A former atheist, Kirk Cameron famously became a born-again Christian at 17 while starring on "Growing Pains," which he then insisted had plots that were too inappropriate. He's since been an incredibly outspoken Republican, receiving intense backlash from the the Hollywood community in 2012 when he told Piers Morgan that homosexuality is "unnatural ... and ultimately destructive to foundations of civilization." He is currently a member of the evangelical Christian movement and has espoused anti-abortion ideology.
"I really don't believe in abortion," <a href="http://www.rollingstone.com/music/news/justin-bieber-talks-sex-politics-music-and-puberty-in-new-rolling-stone-cover-story-20110216">Justin Bieber told Rolling Stone</a> in 2011. "It's like killing a baby." When asked about cases of rape, the pop star said, "Um. Well, I think that's really sad, but everything happens for a reason. I don't know how that would be a reason. I guess I haven't been in that position, so I wouldn't be able to judge that."
Having portrayed Jesus Christ in Mel Gibson's "The Passion of the Christ," it seems only appropriate that Jim Caviezel has proclaimed himself to be a devout Catholic. The actor told Catholic Digest in 2009 that being pro-life is more important to him than his career.

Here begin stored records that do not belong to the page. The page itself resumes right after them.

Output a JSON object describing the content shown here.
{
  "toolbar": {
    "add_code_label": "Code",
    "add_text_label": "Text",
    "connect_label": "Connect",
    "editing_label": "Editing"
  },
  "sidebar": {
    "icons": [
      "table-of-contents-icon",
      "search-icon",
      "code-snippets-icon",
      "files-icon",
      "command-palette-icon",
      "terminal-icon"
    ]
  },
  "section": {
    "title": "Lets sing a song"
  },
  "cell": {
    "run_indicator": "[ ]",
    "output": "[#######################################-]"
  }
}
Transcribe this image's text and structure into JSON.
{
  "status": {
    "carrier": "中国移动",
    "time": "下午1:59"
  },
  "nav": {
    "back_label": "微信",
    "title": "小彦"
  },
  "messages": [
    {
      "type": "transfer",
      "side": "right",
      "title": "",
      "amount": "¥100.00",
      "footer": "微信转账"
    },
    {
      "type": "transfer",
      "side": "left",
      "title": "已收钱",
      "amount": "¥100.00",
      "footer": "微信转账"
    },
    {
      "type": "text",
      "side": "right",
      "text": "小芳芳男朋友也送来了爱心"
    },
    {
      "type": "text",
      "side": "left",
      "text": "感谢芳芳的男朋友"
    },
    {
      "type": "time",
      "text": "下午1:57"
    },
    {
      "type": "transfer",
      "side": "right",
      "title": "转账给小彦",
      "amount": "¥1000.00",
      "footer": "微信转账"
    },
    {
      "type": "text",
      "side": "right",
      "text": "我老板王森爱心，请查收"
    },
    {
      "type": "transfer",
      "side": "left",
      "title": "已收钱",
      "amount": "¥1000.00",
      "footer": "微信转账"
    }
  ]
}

Andrea Bocelli first made his pro-life stance public in 2010 when he recorded a video discussing his mother's decision not to have an abortion even though she was encouraged to after coming down with appendicitis while pregnant. “Of course, personally I do not share the idea of being able to interrupt life arbitrarily,” <a href="http://www.telegraph.co.uk/culture/music/classicalmusic/8884646/Andrea-Bocelli-The-truth-about-my-friend-the-strong-willed-kind-and-intelligent-Silvio-Berlusconi.html">he told The Telegraph</a> in 2011. “But I cannot be the judge of those who decide in a different way. As much as I can, I show them an example and act as a role model, because I believe this is the only way.”